### Your instructions
Once you have read the data below, write it all out exactly.

### Record excerpts
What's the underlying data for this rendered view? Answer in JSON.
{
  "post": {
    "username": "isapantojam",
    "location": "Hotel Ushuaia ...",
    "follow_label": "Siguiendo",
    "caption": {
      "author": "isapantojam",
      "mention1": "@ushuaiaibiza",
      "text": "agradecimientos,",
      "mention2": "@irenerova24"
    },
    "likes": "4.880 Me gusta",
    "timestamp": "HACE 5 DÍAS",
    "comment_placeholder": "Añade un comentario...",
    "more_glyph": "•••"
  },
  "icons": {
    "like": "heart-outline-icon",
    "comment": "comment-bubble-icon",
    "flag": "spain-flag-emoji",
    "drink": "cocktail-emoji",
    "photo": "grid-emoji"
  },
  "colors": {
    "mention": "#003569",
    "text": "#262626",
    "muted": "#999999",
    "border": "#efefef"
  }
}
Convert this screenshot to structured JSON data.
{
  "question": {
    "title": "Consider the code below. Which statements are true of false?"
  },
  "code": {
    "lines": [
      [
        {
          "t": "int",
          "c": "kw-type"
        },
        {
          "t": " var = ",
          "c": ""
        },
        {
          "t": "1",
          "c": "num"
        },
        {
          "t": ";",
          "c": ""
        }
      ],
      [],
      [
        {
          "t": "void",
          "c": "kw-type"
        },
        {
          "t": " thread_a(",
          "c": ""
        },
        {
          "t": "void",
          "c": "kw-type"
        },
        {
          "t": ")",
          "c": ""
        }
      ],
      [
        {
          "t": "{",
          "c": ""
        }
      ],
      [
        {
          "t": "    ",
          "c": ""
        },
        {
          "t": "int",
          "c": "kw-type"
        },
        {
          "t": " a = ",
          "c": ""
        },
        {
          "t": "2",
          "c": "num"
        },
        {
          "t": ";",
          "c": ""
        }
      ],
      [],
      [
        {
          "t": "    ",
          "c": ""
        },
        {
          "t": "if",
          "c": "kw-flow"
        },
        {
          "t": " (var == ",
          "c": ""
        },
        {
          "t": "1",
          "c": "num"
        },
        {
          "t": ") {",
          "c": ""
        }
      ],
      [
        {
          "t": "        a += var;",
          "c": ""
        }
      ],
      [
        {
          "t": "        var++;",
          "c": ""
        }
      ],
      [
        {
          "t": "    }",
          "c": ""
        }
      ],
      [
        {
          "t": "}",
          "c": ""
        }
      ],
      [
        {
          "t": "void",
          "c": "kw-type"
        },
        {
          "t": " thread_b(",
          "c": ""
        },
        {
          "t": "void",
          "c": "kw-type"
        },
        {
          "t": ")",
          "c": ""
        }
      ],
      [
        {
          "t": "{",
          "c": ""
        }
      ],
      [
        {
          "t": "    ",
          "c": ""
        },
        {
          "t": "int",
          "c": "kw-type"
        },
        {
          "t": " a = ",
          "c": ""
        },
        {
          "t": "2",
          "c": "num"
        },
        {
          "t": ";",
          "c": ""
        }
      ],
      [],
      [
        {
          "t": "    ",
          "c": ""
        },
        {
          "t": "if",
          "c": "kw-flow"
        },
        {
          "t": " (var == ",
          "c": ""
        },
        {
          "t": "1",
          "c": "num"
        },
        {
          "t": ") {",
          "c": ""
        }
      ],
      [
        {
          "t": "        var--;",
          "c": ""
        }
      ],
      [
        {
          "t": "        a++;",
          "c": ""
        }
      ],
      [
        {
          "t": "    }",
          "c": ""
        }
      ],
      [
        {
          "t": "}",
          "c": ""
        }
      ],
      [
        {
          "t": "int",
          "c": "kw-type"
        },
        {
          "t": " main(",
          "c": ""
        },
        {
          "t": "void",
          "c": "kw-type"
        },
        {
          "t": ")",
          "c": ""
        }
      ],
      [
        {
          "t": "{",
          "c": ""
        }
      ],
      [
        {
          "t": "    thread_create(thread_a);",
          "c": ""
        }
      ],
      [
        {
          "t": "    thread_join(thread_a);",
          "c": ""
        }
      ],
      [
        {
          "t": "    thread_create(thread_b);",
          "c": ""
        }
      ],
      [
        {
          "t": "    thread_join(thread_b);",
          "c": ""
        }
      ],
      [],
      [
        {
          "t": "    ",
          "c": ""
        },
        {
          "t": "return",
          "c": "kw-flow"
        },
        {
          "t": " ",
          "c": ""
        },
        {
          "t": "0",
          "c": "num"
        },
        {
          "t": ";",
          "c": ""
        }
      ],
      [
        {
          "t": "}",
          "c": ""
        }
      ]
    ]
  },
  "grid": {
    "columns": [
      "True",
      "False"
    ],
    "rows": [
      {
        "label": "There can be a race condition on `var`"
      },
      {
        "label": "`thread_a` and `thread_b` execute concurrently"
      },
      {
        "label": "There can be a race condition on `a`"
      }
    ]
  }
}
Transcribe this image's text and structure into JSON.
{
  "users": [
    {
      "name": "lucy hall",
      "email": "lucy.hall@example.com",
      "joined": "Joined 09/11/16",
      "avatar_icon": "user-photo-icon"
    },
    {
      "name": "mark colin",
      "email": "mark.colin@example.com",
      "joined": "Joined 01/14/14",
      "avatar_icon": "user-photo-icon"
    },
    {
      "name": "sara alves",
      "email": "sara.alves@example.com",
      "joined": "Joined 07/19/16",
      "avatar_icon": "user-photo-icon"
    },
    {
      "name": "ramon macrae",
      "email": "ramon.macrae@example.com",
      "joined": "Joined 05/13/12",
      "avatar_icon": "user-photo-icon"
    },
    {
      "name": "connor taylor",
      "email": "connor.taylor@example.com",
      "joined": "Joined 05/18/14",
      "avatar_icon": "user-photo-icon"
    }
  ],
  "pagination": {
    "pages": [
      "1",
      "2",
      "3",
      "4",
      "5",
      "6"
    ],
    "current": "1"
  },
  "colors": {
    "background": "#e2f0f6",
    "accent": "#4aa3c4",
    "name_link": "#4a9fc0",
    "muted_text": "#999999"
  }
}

### Task output
What's the underlying data for this rendered view? Answer in JSON.
{
  "post": {
    "username": "isapantojam",
    "location": "Hotel Ushuaia ...",
    "follow_label": "Siguiendo",
    "caption": {
      "author": "isapantojam",
      "mention1": "@ushuaiaibiza",
      "text": "agradecimientos,",
      "mention2": "@irenerova24"
    },
    "likes": "4.880 Me gusta",
    "timestamp": "HACE 5 DÍAS",
    "comment_placeholder": "Añade un comentario...",
    "more_glyph": "•••"
  },
  "icons": {
    "like": "heart-outline-icon",
    "comment": "comment-bubble-icon",
    "flag": "spain-flag-emoji",
    "drink": "cocktail-emoji",
    "photo": "grid-emoji"
  },
  "colors": {
    "mention": "#003569",
    "text": "#262626",
    "muted": "#999999",
    "border": "#efefef"
  }
}
Convert this screenshot to structured JSON data.
{
  "question": {
    "title": "Consider the code below. Which statements are true of false?"
  },
  "code": {
    "lines": [
      [
        {
          "t": "int",
          "c": "kw-type"
        },
        {
          "t": " var = ",
          "c": ""
        },
        {
          "t": "1",
          "c": "num"
        },
        {
          "t": ";",
          "c": ""
        }
      ],
      [],
      [
        {
          "t": "void",
          "c": "kw-type"
        },
        {
          "t": " thread_a(",
          "c": ""
        },
        {
          "t": "void",
          "c": "kw-type"
        },
        {
          "t": ")",
          "c": ""
        }
      ],
      [
        {
          "t": "{",
          "c": ""
        }
      ],
      [
        {
          "t": "    ",
          "c": ""
        },
        {
          "t": "int",
          "c": "kw-type"
        },
        {
          "t": " a = ",
          "c": ""
        },
        {
          "t": "2",
          "c": "num"
        },
        {
          "t": ";",
          "c": ""
        }
      ],
      [],
      [
        {
          "t": "    ",
          "c": ""
        },
        {
          "t": "if",
          "c": "kw-flow"
        },
        {
          "t": " (var == ",
          "c": ""
        },
        {
          "t": "1",
          "c": "num"
        },
        {
          "t": ") {",
          "c": ""
        }
      ],
      [
        {
          "t": "        a += var;",
          "c": ""
        }
      ],
      [
        {
          "t": "        var++;",
          "c": ""
        }
      ],
      [
        {
          "t": "    }",
          "c": ""
        }
      ],
      [
        {
          "t": "}",
          "c": ""
        }
      ],
      [
        {
          "t": "void",
          "c": "kw-type"
        },
        {
          "t": " thread_b(",
          "c": ""
        },
        {
          "t": "void",
          "c": "kw-type"
        },
        {
          "t": ")",
          "c": ""
        }
      ],
      [
        {
          "t": "{",
          "c": ""
        }
      ],
      [
        {
          "t": "    ",
          "c": ""
        },
        {
          "t": "int",
          "c": "kw-type"
        },
        {
          "t": " a = ",
          "c": ""
        },
        {
          "t": "2",
          "c": "num"
        },
        {
          "t": ";",
          "c": ""
        }
      ],
      [],
      [
        {
          "t": "    ",
          "c": ""
        },
        {
          "t": "if",
          "c": "kw-flow"
        },
        {
          "t": " (var == ",
          "c": ""
        },
        {
          "t": "1",
          "c": "num"
        },
        {
          "t": ") {",
          "c": ""
        }
      ],
      [
        {
          "t": "        var--;",
          "c": ""
        }
      ],
      [
        {
          "t": "        a++;",
          "c": ""
        }
      ],
      [
        {
          "t": "    }",
          "c": ""
        }
      ],
      [
        {
          "t": "}",
          "c": ""
        }
      ],
      [
        {
          "t": "int",
          "c": "kw-type"
        },
        {
          "t": " main(",
          "c": ""
        },
        {
          "t": "void",
          "c": "kw-type"
        },
        {
          "t": ")",
          "c": ""
        }
      ],
      [
        {
          "t": "{",
          "c": ""
        }
      ],
      [
        {
          "t": "    thread_create(thread_a);",
          "c": ""
        }
      ],
      [
        {
          "t": "    thread_join(thread_a);",
          "c": ""
        }
      ],
      [
        {
          "t": "    thread_create(thread_b);",
          "c": ""
        }
      ],
      [
        {
          "t": "    thread_join(thread_b);",
          "c": ""
        }
      ],
      [],
      [
        {
          "t": "    ",
          "c": ""
        },
        {
          "t": "return",
          "c": "kw-flow"
        },
        {
          "t": " ",
          "c": ""
        },
        {
          "t": "0",
          "c": "num"
        },
        {
          "t": ";",
          "c": ""
        }
      ],
      [
        {
          "t": "}",
          "c": ""
        }
      ]
    ]
  },
  "grid": {
    "columns": [
      "True",
      "False"
    ],
    "rows": [
      {
        "label": "There can be a race condition on `var`"
      },
      {
        "label": "`thread_a` and `thread_b` execute concurrently"
      },
      {
        "label": "There can be a race condition on `a`"
      }
    ]
  }
}
Transcribe this image's text and structure into JSON.
{
  "users": [
    {
      "name": "lucy hall",
      "email": "lucy.hall@example.com",
      "joined": "Joined 09/11/16",
      "avatar_icon": "user-photo-icon"
    },
    {
      "name": "mark colin",
      "email": "mark.colin@example.com",
      "joined": "Joined 01/14/14",
      "avatar_icon": "user-photo-icon"
    },
    {
      "name": "sara alves",
      "email": "sara.alves@example.com",
      "joined": "Joined 07/19/16",
      "avatar_icon": "user-photo-icon"
    },
    {
      "name": "ramon macrae",
      "email": "ramon.macrae@example.com",
      "joined": "Joined 05/13/12",
      "avatar_icon": "user-photo-icon"
    },
    {
      "name": "connor taylor",
      "email": "connor.taylor@example.com",
      "joined": "Joined 05/18/14",
      "avatar_icon": "user-photo-icon"
    }
  ],
  "pagination": {
    "pages": [
      "1",
      "2",
      "3",
      "4",
      "5",
      "6"
    ],
    "current": "1"
  },
  "colors": {
    "background": "#e2f0f6",
    "accent": "#4aa3c4",
    "name_link": "#4a9fc0",
    "muted_text": "#999999"
  }
}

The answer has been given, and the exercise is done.